    Matt, I don’t see it mentioned in the city clerk’s “official” agenda & minutes reports: http://www.cityofboston.gov/cityclerk/citycouncil/meetings.asp

  • http://notb4weknow.blogspot.com/ theszak

    Review the Stenograph Record of this Public Meeting of Boston City Council recorded by City Stenographer Ellen Fritch http://www.cityofboston.gov/contact/?id=138

  • FrancisMcManus

    The three councilors who backed away from their ‘present’ vote are stating their reservation for voting ‘yes’ lies in “the way integrating schools was implemented in Boston.”

    I’m not sure the language of the resolution implied any approval of how Brown v BOE was implemented just it’s philosophical goal of not separate equal opportunity.

    It also seems to me it would have been easy enough to amend the resolution to note their objection and get unanimous approval unless what they’re shoveling now is a snow job.

    This city council vote begs a question, if forced busing was the last resort of politics that would find no other way to integrate, what would we do today to resolve the issue of segregation in our public schools? The vote of this resolution leeds me to believe this city council could not come to a consensus on how to desegregate Boston Pubilc Schools.

  • http://notb4weknow.blogspot.com/ theszak

    Coverage of Boston City Council is lacking because metro journalists fail the lesson of I.F. Stone.
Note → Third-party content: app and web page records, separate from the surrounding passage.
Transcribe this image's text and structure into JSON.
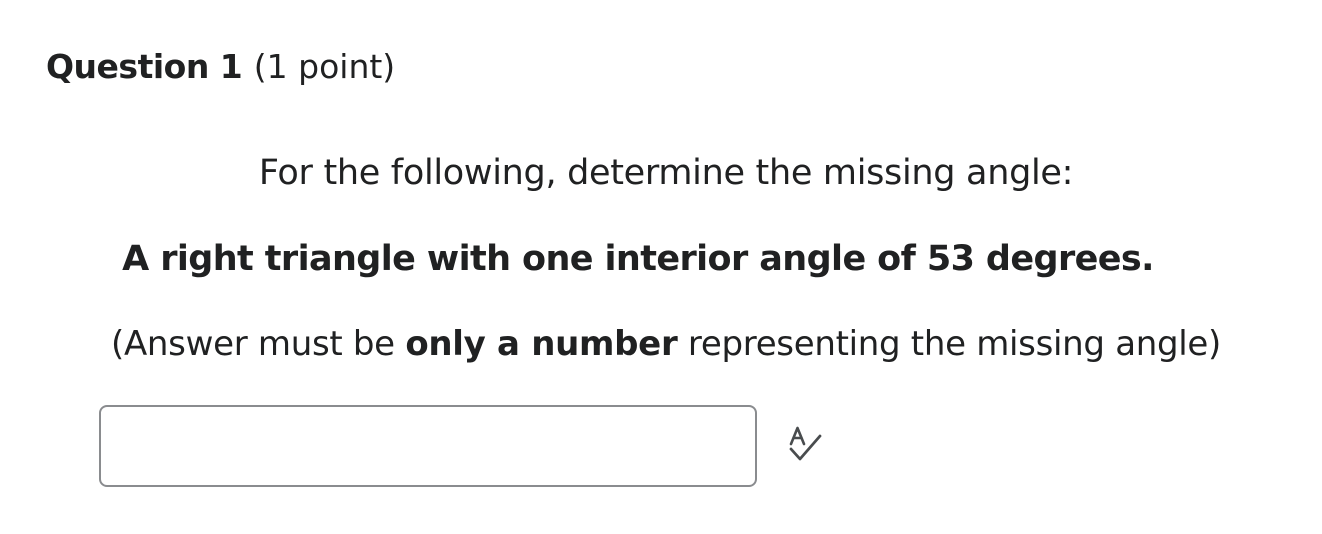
{
  "question": {
    "title": "Question 1",
    "points": "(1 point)"
  },
  "prompt": {
    "instruction": "For the following, determine the missing angle:",
    "problem": "A right triangle with one interior angle of 53 degrees.",
    "note_prefix": "(Answer must be ",
    "note_bold": "only a number",
    "note_suffix": " representing the missing angle)"
  },
  "answer": {
    "value": "",
    "placeholder": ""
  },
  "icons": {
    "spellcheck": "spellcheck-icon"
  }
}
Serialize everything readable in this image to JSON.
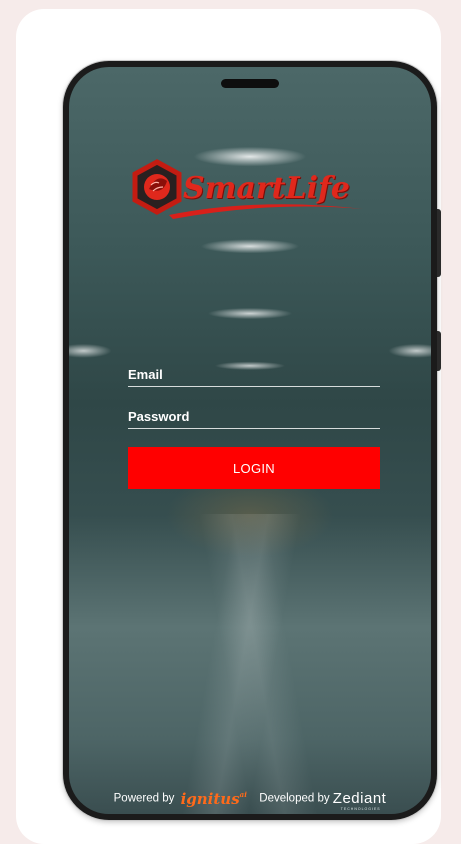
{
  "app": {
    "logo_text": "SmartLife",
    "brand_color": "#e0281c"
  },
  "form": {
    "email_label": "Email",
    "password_label": "Password",
    "login_label": "LOGIN",
    "login_color": "#ff0000"
  },
  "footer": {
    "powered_by": "Powered by",
    "powered_brand": "ignitus",
    "powered_brand_mark": "ai",
    "developed_by": "Developed by",
    "developer_brand": "Zediant",
    "developer_sub": "TECHNOLOGIES"
  },
  "icons": {
    "logo": "hexagon-brain-leaf-icon"
  }
}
See also http://en.wikipedia.org/wiki/I.F._Stone#Journalistic_style

    >”scour and devour public documents… debates and reports, all the time prospecting for news nuggets…” >>””I tried to give information which could be documented, so the reader could check it for himself…Reporters tend to be absorbed by the bureaucracies they cover; they take on the habits, attitudes, and even accents…””
    http://en.wikipedia.org/wiki/I.F._Stone#Journalistic_style

    At one time journalists were stenographic reporters. Now so called journalists fail even to ask for, retrieve, review the Stenograph Record available from Boston City Council. It’s notable that training in journalism schools fail instructing how to discover and interpret evidence recorded in available documentation as well as verbal sources.

    Ironic also when campaign time rolls around Councilors themselves could use the Stenograph Record to foster discussion drawing more attention to important issues for which they want their campaign to be known more widely. For example, Councilor Yancey could post the Stenograph Record of what was said, gather some response and reply to the responses. Mayor Walsh beginning to set such an example with a variety of media could be used as a model.

  • ProPeople

    As you remind us “The past is never dead, as William Faulkner famously wrote; it’s not even past.” When I read that the president of the Boston City Council wouldn’t support the resolution and hasn’t responded to questions about his vote, I remember that Michelle Wu’s decision to support Linehan for CC president is not past or dead.

  • Matt

    If the goal was to celebrate the Brown decision, then they handled it badly. There were plenty of other ways to do this.
    If the goal was to embarrass the other councilors, then they handled it perfectly.
    Clearly, they did what they did.
    When thinking about the ineffectiveness of a certain long-standing city councilor, people should first look to a long history of this kind of behavior before jumping to other conclusions.